MLB.com lists: Top 100 Prospects (#40), Top 10 RHP Prospects (#10)
The Astros made Whitley a first-round Draft pick in last year’s Draft. The 19-year-old was dominant in high school and has been more of the same since going pro. His fastball, curveball, slider, and changeup all project as above-average pitches. Whitley is already well advanced for his age and has only continued to get better in the two seasons since becoming a professional.
2017 stats: (Single-A Quad Cities): 46.1 IP, 2-3, 2.91 ERA, 1.36 WHIP, 67 K, 21 BB. (High-A Buies Creek): 31.1 IP, 3-1, 3.16 ERA, 1.18 WHIP, 50 K, 9 BB. (Double-A Corpus Christi): 8 IP, 0.00 ERA, 0.63 WHIP, 15 K, 3 BB.
Whitley has found himself on the fast-track to the big leagues after earning his second promotion of the season a few weeks ago. Very few pitchers drafted out of high school have made their Double-A debut in just their first full season. Whitley has earned it and hasn’t stopped showing why he’s one of the most exciting pitching prospects in baseball. He was absolutely dominant in his Double-A debut, pitching six shutout innings, allowed just two hits and struck out 11.
1. Kyle Tucker, OF
MLB.com lists: Top 100 Prospects (#10), Top 10 OF Prospects (#4)
Few outfield prospects have impressed more than Tucker in the last few seasons. The Astros drafted him with the No. 5 overall pick in 2015, and he has since moved to the top of their prospect list, as well as MLB’s. He’s an above average hitter with a great combination of power and speed that he’s put on display this season.

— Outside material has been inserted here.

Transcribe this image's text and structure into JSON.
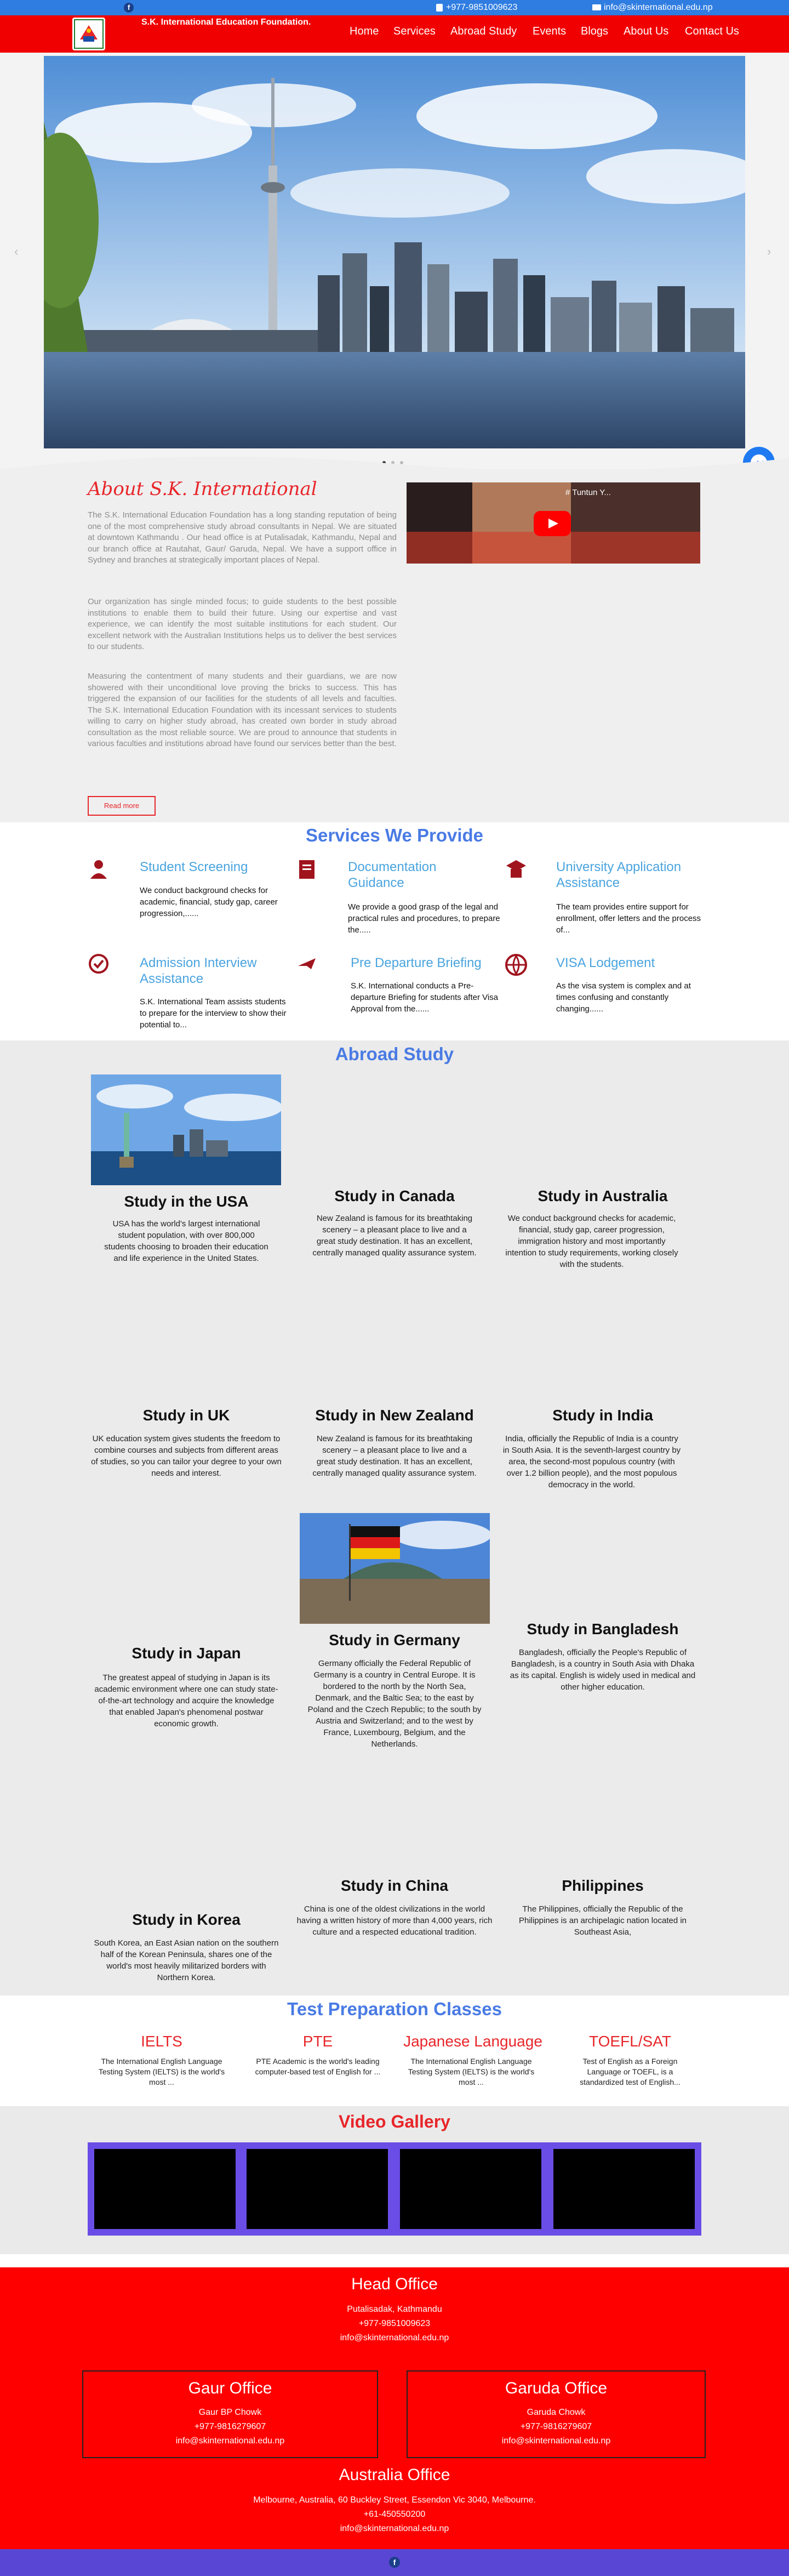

2017 stats: (High-A Buies Creek): 48 games, .288/.379/.554, 9 HR, 43 RBI, 31 R, 13 SB, 24 BB, 45 K. (Double-A Corpus Christi): 62 games, .254/.309/.484, 13 HR, 34 RBI, 33 R, 8 SB, 17 BB, 61 K.
Tucker tore up High-A Buies Creek before being promoted to Double-A Corpus Christi in late May. He’s had his ups and downs in 62 games at the Double-A level but has really turned it on in his last seven games. Over that stretch, he’s batting .357 with four homers and six RBI. The 20-year-old still has some fine tuning to do before being considered for a MLB debut, but he has one of the highest upsides in the Astros system.